Exercise directions: Please write out all of the records below exactly as they appear.
(Beginning of Dataset extract)
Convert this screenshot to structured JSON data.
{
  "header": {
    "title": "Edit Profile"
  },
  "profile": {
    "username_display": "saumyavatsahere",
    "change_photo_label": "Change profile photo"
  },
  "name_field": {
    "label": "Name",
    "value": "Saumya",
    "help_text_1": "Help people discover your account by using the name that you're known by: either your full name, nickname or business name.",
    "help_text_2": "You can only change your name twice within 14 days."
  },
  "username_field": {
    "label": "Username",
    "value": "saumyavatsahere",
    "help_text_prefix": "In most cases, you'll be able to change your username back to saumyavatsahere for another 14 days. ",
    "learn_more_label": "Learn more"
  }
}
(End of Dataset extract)
Solution:
Convert this screenshot to structured JSON data.
{
  "header": {
    "title": "Edit Profile"
  },
  "profile": {
    "username_display": "saumyavatsahere",
    "change_photo_label": "Change profile photo"
  },
  "name_field": {
    "label": "Name",
    "value": "Saumya",
    "help_text_1": "Help people discover your account by using the name that you're known by: either your full name, nickname or business name.",
    "help_text_2": "You can only change your name twice within 14 days."
  },
  "username_field": {
    "label": "Username",
    "value": "saumyavatsahere",
    "help_text_prefix": "In most cases, you'll be able to change your username back to saumyavatsahere for another 14 days. ",
    "learn_more_label": "Learn more"
  }
}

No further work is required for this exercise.